### Records for this exercise

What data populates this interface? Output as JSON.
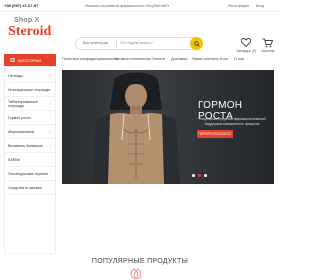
{
  "topbar": {
    "phone": "+38 (097) 47-67-97",
    "notice": "Магазин спортивной фармакологии ShopSteroidEx",
    "register": "Регистрация",
    "login": "Вход"
  },
  "logo": {
    "line1": "Shop X",
    "line2": "Steroid"
  },
  "search": {
    "category": "Все категории",
    "placeholder": "Что будем искать?"
  },
  "header_icons": {
    "favorites": "Закладки (0)",
    "cart": "Корзина"
  },
  "nav": {
    "categories_label": "КАТЕГОРИИ",
    "items": [
      "Политика конфиденциальности",
      "Условия соглашения",
      "Оплата",
      "Доставка",
      "Наши контакты",
      "Блог",
      "О нас"
    ]
  },
  "sidebar": {
    "items": [
      "Пептиды",
      "Инъекционные стероиды",
      "Таблетированные стероиды",
      "Гормон роста",
      "Жиросжигатели",
      "Витамины Кревалью",
      "SARMs",
      "Послекурсовая терапия",
      "Средства от увлажи"
    ]
  },
  "banner": {
    "title": "ГОРМОН РОСТА",
    "subtitle": "Популярное средство фармакологической поддержки повышенного процесса",
    "cta": "ПЕРЕЙТИ В КАТАЛОГ"
  },
  "popular": {
    "title": "ПОПУЛЯРНЫЕ ПРОДУКТЫ"
  },
  "colors": {
    "accent": "#e4432a",
    "search_button": "#f0c400",
    "banner_dark": "#2a2d30"
  }
}
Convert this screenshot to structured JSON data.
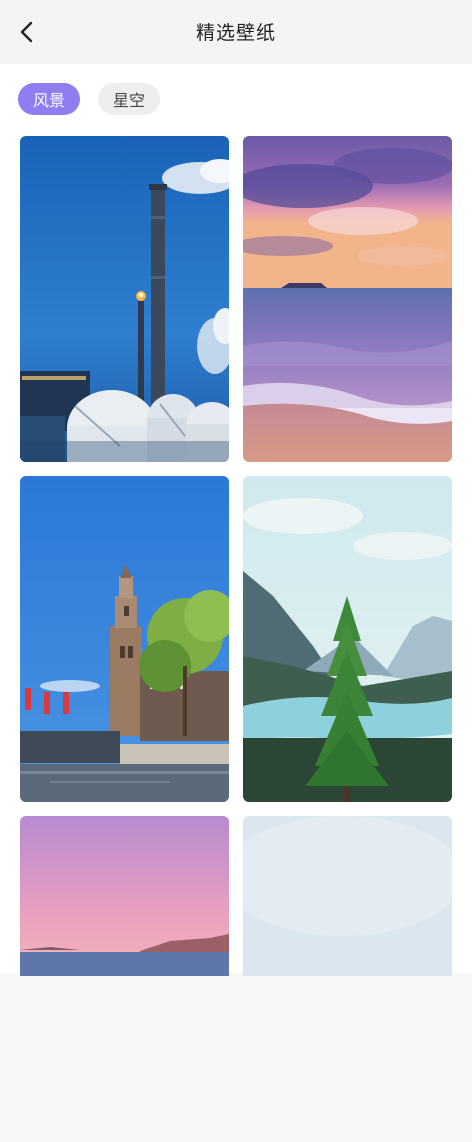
{
  "header": {
    "title": "精选壁纸",
    "back_icon": "back-arrow-icon"
  },
  "tabs": [
    {
      "label": "风景",
      "selected": true
    },
    {
      "label": "星空",
      "selected": false
    }
  ],
  "colors": {
    "accent": "#8f7df2",
    "chip_inactive": "#eeeeee"
  },
  "wallpapers": [
    {
      "scene": "industrial-chimney-blue-sky"
    },
    {
      "scene": "purple-sunset-beach"
    },
    {
      "scene": "church-tower-canal"
    },
    {
      "scene": "pine-tree-mountain-lake"
    },
    {
      "scene": "pink-sky-sea-island"
    },
    {
      "scene": "pale-blue-sky"
    }
  ]
}
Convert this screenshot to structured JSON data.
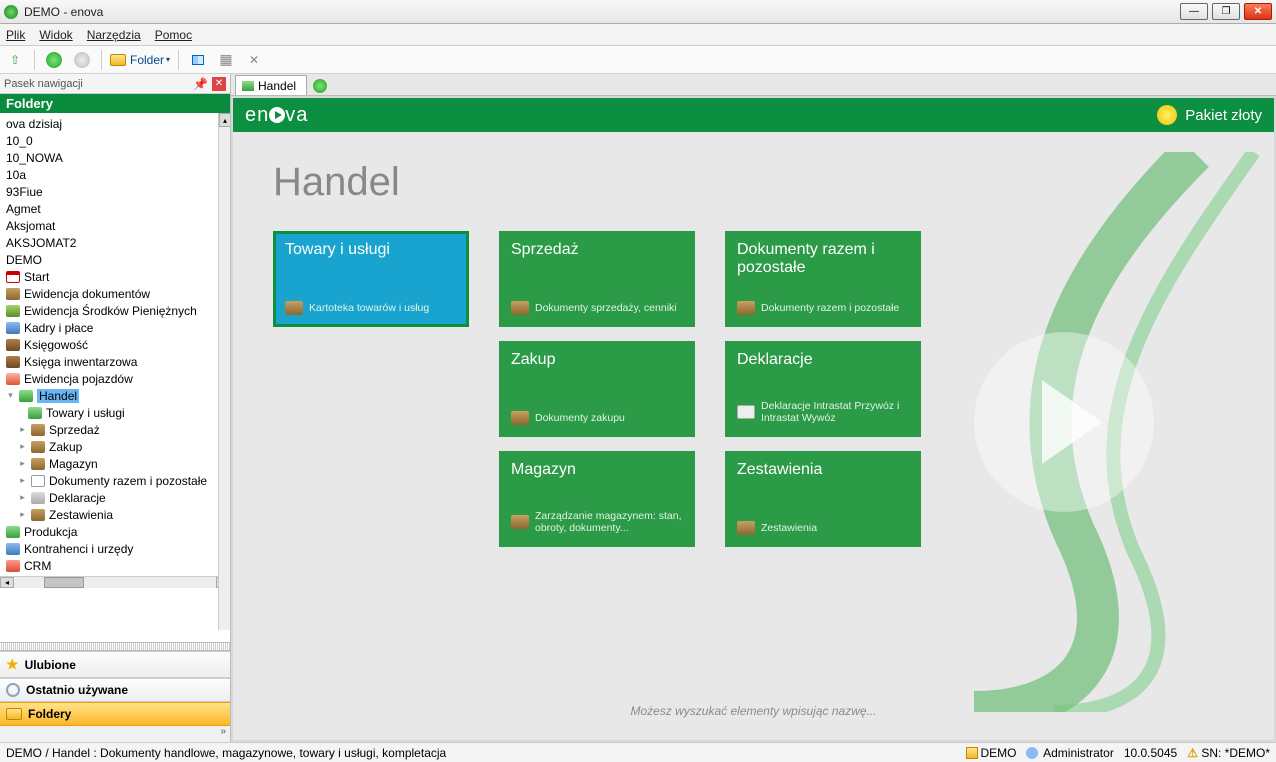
{
  "window": {
    "title": "DEMO - enova"
  },
  "menu": {
    "file": "Plik",
    "view": "Widok",
    "tools": "Narzędzia",
    "help": "Pomoc"
  },
  "toolbar": {
    "folder": "Folder"
  },
  "nav": {
    "panel_title": "Pasek nawigacji",
    "section_title": "Foldery",
    "items_top": [
      "ova dzisiaj",
      "10_0",
      "10_NOWA",
      "10a",
      "93Fiue",
      "Agmet",
      "Aksjomat",
      "AKSJOMAT2",
      "DEMO"
    ],
    "start": "Start",
    "modules": [
      "Ewidencja dokumentów",
      "Ewidencja Środków Pieniężnych",
      "Kadry i płace",
      "Księgowość",
      "Księga inwentarzowa",
      "Ewidencja pojazdów"
    ],
    "handel": "Handel",
    "handel_children": [
      "Towary i usługi",
      "Sprzedaż",
      "Zakup",
      "Magazyn",
      "Dokumenty razem i pozostałe",
      "Deklaracje",
      "Zestawienia"
    ],
    "modules2": [
      "Produkcja",
      "Kontrahenci i urzędy",
      "CRM"
    ],
    "tab_ulubione": "Ulubione",
    "tab_ostatnio": "Ostatnio używane",
    "tab_foldery": "Foldery"
  },
  "tab": {
    "label": "Handel"
  },
  "brand": {
    "logo_pre": "en",
    "logo_post": "va",
    "package": "Pakiet złoty"
  },
  "page": {
    "title": "Handel",
    "search_hint": "Możesz wyszukać elementy wpisując nazwę..."
  },
  "tiles": {
    "towary": {
      "title": "Towary i usługi",
      "sub": "Kartoteka towarów i usług"
    },
    "sprzedaz": {
      "title": "Sprzedaż",
      "sub": "Dokumenty sprzedaży, cenniki"
    },
    "zakup": {
      "title": "Zakup",
      "sub": "Dokumenty zakupu"
    },
    "magazyn": {
      "title": "Magazyn",
      "sub": "Zarządzanie magazynem: stan, obroty, dokumenty..."
    },
    "dokumenty": {
      "title": "Dokumenty razem i pozostałe",
      "sub": "Dokumenty razem i pozostałe"
    },
    "deklaracje": {
      "title": "Deklaracje",
      "sub": "Deklaracje Intrastat Przywóz i Intrastat Wywóz"
    },
    "zestawienia": {
      "title": "Zestawienia",
      "sub": "Zestawienia"
    }
  },
  "status": {
    "path": "DEMO / Handel : Dokumenty handlowe, magazynowe, towary i usługi, kompletacja",
    "db": "DEMO",
    "user": "Administrator",
    "version": "10.0.5045",
    "sn": "SN: *DEMO*"
  }
}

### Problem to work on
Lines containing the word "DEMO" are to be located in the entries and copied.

### Response
    "title": "DEMO - enova"
      "DEMO"
    "path": "DEMO / Handel : Dokumenty handlowe, magazynowe, towary i usługi, kompletacja",
    "db": "DEMO",
    "sn": "SN: *DEMO*"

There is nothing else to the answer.